- _Task requirements_: Copy out the data that follows exactly, leaving out no line.

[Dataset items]
==============================

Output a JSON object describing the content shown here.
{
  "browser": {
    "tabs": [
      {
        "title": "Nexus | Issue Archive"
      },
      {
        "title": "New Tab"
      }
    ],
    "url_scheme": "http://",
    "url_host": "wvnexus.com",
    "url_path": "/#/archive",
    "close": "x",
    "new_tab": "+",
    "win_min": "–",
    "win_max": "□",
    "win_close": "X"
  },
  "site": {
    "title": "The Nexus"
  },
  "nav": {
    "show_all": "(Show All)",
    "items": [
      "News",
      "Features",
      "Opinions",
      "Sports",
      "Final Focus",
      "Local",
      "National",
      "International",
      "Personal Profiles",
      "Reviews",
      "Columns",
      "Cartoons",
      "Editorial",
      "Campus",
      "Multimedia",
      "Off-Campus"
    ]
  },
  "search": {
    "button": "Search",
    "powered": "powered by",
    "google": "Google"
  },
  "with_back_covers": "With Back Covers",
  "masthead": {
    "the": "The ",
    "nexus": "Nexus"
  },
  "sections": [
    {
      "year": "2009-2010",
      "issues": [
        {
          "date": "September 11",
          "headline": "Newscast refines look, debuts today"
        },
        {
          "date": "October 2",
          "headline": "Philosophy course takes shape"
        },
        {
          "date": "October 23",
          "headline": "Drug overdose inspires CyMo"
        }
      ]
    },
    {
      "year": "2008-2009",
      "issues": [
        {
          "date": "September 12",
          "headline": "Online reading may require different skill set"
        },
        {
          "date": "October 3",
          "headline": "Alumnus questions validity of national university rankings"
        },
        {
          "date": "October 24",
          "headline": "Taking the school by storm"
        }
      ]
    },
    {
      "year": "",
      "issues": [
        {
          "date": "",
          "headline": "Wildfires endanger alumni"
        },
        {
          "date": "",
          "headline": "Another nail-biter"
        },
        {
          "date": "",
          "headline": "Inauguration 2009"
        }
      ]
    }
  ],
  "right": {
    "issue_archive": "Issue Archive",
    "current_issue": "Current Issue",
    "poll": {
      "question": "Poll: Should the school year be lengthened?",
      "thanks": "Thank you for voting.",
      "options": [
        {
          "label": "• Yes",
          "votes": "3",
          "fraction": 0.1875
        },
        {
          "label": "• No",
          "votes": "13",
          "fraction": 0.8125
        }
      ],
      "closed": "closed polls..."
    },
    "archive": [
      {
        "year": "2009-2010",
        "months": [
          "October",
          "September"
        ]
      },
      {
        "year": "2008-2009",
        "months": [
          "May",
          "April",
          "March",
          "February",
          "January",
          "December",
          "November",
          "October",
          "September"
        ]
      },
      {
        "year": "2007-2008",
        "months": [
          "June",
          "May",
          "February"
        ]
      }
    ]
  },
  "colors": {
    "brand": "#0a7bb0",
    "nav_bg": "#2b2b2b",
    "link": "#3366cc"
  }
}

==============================

- _Exercise response_:
Output a JSON object describing the content shown here.
{
  "browser": {
    "tabs": [
      {
        "title": "Nexus | Issue Archive"
      },
      {
        "title": "New Tab"
      }
    ],
    "url_scheme": "http://",
    "url_host": "wvnexus.com",
    "url_path": "/#/archive",
    "close": "x",
    "new_tab": "+",
    "win_min": "–",
    "win_max": "□",
    "win_close": "X"
  },
  "site": {
    "title": "The Nexus"
  },
  "nav": {
    "show_all": "(Show All)",
    "items": [
      "News",
      "Features",
      "Opinions",
      "Sports",
      "Final Focus",
      "Local",
      "National",
      "International",
      "Personal Profiles",
      "Reviews",
      "Columns",
      "Cartoons",
      "Editorial",
      "Campus",
      "Multimedia",
      "Off-Campus"
    ]
  },
  "search": {
    "button": "Search",
    "powered": "powered by",
    "google": "Google"
  },
  "with_back_covers": "With Back Covers",
  "masthead": {
    "the": "The ",
    "nexus": "Nexus"
  },
  "sections": [
    {
      "year": "2009-2010",
      "issues": [
        {
          "date": "September 11",
          "headline": "Newscast refines look, debuts today"
        },
        {
          "date": "October 2",
          "headline": "Philosophy course takes shape"
        },
        {
          "date": "October 23",
          "headline": "Drug overdose inspires CyMo"
        }
      ]
    },
    {
      "year": "2008-2009",
      "issues": [
        {
          "date": "September 12",
          "headline": "Online reading may require different skill set"
        },
        {
          "date": "October 3",
          "headline": "Alumnus questions validity of national university rankings"
        },
        {
          "date": "October 24",
          "headline": "Taking the school by storm"
        }
      ]
    },
    {
      "year": "",
      "issues": [
        {
          "date": "",
          "headline": "Wildfires endanger alumni"
        },
        {
          "date": "",
          "headline": "Another nail-biter"
        },
        {
          "date": "",
          "headline": "Inauguration 2009"
        }
      ]
    }
  ],
  "right": {
    "issue_archive": "Issue Archive",
    "current_issue": "Current Issue",
    "poll": {
      "question": "Poll: Should the school year be lengthened?",
      "thanks": "Thank you for voting.",
      "options": [
        {
          "label": "• Yes",
          "votes": "3",
          "fraction": 0.1875
        },
        {
          "label": "• No",
          "votes": "13",
          "fraction": 0.8125
        }
      ],
      "closed": "closed polls..."
    },
    "archive": [
      {
        "year": "2009-2010",
        "months": [
          "October",
          "September"
        ]
      },
      {
        "year": "2008-2009",
        "months": [
          "May",
          "April",
          "March",
          "February",
          "January",
          "December",
          "November",
          "October",
          "September"
        ]
      },
      {
        "year": "2007-2008",
        "months": [
          "June",
          "May",
          "February"
        ]
      }
    ]
  },
  "colors": {
    "brand": "#0a7bb0",
    "nav_bg": "#2b2b2b",
    "link": "#3366cc"
  }
}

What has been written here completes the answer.